**YOUR OBJECTIVE:** Some lines in the entries contain the word "lights". Copy all of them.

Content starts

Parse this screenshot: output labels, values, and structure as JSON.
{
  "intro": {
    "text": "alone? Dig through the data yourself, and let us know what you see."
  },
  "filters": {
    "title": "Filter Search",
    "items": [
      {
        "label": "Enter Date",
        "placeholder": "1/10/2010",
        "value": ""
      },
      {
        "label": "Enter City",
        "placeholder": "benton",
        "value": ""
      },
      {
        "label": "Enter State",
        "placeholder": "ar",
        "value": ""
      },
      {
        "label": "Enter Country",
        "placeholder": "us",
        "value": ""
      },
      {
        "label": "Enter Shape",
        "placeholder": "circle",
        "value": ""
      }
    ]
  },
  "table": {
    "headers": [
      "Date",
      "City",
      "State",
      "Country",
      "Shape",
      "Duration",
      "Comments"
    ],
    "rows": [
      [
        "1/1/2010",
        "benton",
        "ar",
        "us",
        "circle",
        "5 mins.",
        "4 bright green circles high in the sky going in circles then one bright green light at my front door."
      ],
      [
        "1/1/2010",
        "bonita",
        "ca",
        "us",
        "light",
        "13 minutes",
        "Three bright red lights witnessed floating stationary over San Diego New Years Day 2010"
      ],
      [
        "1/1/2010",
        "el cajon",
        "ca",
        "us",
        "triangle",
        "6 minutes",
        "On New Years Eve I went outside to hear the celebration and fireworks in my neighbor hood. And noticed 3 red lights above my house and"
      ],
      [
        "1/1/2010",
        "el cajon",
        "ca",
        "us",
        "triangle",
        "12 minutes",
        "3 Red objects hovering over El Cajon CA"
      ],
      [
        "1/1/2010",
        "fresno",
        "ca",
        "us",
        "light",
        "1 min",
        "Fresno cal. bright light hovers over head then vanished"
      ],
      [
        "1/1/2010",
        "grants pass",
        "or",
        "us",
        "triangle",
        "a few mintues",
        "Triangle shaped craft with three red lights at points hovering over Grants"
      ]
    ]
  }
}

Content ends
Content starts

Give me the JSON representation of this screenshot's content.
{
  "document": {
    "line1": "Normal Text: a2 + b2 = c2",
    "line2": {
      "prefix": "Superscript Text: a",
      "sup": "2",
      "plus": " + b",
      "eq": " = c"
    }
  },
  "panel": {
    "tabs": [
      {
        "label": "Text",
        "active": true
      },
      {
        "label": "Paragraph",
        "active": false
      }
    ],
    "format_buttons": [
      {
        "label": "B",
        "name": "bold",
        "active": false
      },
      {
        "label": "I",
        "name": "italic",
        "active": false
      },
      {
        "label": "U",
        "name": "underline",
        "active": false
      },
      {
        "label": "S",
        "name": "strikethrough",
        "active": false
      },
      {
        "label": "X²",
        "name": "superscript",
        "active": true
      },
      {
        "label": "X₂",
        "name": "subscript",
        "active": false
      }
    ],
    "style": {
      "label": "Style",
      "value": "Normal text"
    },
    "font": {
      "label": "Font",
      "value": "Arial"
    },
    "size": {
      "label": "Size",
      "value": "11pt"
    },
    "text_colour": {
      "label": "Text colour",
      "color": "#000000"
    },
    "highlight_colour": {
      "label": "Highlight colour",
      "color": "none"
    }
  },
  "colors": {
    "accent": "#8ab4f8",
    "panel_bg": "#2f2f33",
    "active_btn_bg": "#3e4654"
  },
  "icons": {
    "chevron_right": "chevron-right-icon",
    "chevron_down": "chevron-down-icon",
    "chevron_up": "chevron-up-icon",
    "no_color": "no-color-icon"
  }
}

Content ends

**RESULT BELOW:**
        "Three bright red lights witnessed floating stationary over San Diego New Years Day 2010"
        "On New Years Eve I went outside to hear the celebration and fireworks in my neighbor hood. And noticed 3 red lights above my house and"
        "Triangle shaped craft with three red lights at points hovering over Grants"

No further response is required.